**Data for processing**
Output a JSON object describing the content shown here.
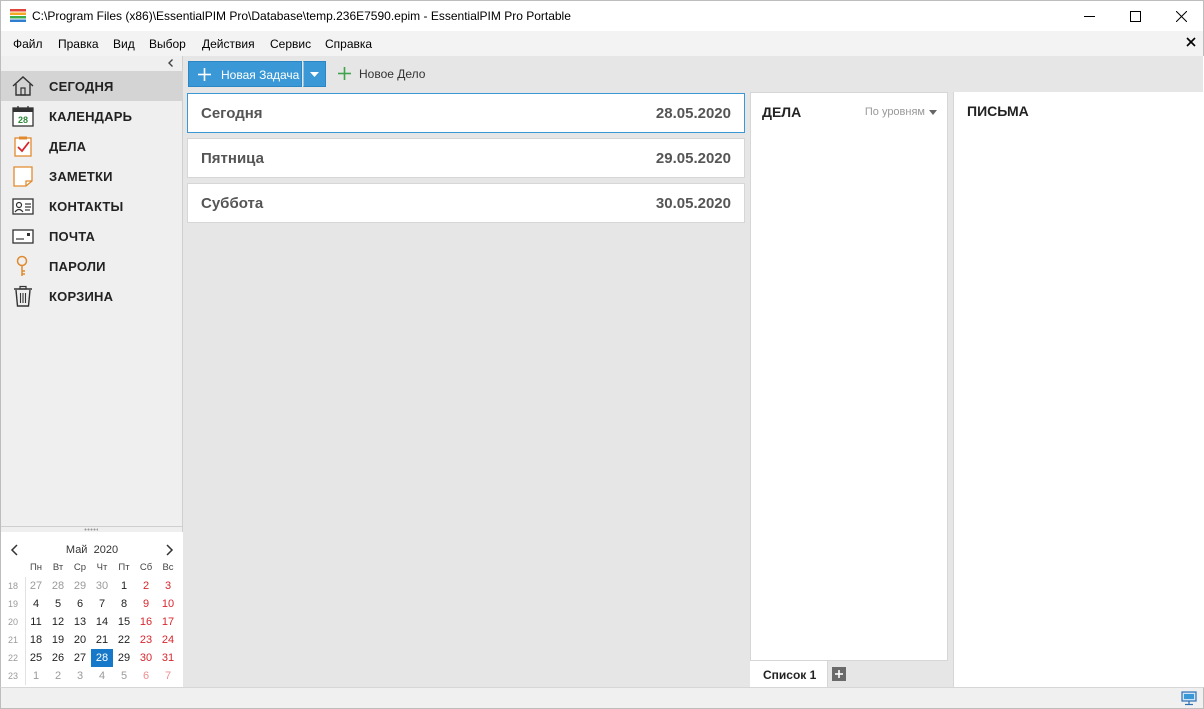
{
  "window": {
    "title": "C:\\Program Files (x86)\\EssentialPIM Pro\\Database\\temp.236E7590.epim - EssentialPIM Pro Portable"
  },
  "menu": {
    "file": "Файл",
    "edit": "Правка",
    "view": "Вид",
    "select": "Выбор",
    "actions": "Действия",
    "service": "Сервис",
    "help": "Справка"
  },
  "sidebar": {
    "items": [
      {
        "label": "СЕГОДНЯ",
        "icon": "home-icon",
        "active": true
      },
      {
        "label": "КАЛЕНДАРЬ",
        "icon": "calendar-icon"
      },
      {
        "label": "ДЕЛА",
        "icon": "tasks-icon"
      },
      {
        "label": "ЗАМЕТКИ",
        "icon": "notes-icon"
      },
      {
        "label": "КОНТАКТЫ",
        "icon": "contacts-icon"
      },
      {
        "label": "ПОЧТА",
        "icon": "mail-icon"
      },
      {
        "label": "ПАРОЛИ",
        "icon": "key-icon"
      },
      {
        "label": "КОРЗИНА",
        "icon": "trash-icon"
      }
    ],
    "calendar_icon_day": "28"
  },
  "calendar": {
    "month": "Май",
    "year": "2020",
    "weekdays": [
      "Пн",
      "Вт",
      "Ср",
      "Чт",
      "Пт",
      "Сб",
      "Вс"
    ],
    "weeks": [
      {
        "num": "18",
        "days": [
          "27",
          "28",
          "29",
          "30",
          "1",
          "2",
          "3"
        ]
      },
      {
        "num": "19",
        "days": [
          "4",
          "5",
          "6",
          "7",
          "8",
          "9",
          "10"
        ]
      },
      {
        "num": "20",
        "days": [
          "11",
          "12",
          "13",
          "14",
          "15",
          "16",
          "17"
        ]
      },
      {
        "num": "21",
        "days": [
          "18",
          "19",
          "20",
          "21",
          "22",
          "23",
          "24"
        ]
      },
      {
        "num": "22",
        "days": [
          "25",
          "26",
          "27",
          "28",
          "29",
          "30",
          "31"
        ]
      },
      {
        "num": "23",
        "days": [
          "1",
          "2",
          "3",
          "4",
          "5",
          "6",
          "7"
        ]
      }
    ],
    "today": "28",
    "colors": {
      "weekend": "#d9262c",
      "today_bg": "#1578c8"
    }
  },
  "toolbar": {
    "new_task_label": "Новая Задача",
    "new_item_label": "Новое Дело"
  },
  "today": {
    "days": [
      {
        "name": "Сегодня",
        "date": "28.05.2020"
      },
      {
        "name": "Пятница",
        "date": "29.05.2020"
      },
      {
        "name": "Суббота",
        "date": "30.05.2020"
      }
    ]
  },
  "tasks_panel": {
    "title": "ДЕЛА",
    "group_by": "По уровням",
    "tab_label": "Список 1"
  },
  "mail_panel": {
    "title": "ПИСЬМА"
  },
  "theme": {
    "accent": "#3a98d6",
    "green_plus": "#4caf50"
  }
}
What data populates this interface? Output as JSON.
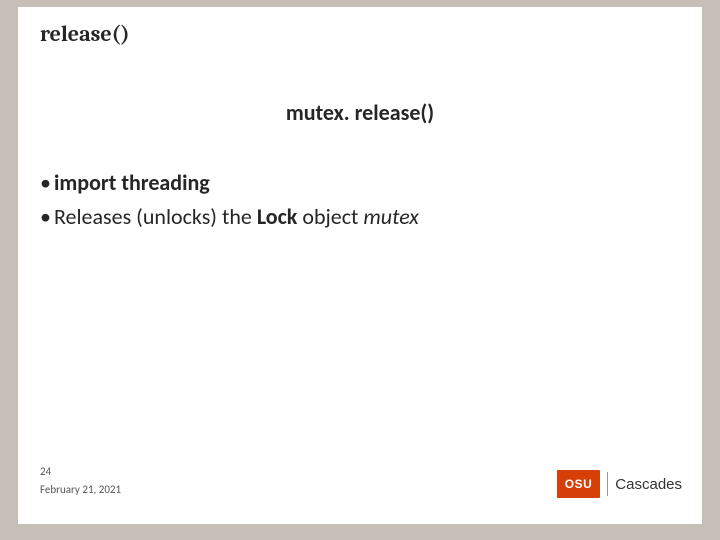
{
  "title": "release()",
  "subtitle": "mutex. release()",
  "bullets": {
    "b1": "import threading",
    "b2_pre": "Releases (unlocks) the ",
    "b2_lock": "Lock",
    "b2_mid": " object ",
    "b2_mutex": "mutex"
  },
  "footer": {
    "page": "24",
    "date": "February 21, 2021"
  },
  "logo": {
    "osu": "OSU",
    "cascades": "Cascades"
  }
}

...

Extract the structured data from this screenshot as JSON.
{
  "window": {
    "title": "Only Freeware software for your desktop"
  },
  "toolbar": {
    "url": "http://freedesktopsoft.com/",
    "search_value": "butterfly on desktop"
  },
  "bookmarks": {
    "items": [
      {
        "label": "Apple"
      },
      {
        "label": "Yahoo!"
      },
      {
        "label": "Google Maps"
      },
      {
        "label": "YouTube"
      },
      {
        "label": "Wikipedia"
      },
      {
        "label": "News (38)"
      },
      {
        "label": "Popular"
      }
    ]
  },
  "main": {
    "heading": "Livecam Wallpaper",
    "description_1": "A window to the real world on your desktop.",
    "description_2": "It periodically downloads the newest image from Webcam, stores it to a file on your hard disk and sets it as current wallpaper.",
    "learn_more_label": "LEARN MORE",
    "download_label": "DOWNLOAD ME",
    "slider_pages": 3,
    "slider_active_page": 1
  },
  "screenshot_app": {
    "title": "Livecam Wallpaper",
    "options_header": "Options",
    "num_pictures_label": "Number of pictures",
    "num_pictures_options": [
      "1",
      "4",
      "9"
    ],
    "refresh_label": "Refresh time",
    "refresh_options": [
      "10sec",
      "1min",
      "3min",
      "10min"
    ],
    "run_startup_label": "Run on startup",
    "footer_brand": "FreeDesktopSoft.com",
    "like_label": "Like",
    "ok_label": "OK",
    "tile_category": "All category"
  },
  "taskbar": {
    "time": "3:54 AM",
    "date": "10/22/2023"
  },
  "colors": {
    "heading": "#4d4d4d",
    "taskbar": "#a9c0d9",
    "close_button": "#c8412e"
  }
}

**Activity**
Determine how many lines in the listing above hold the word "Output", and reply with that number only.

**Exercise answer**
2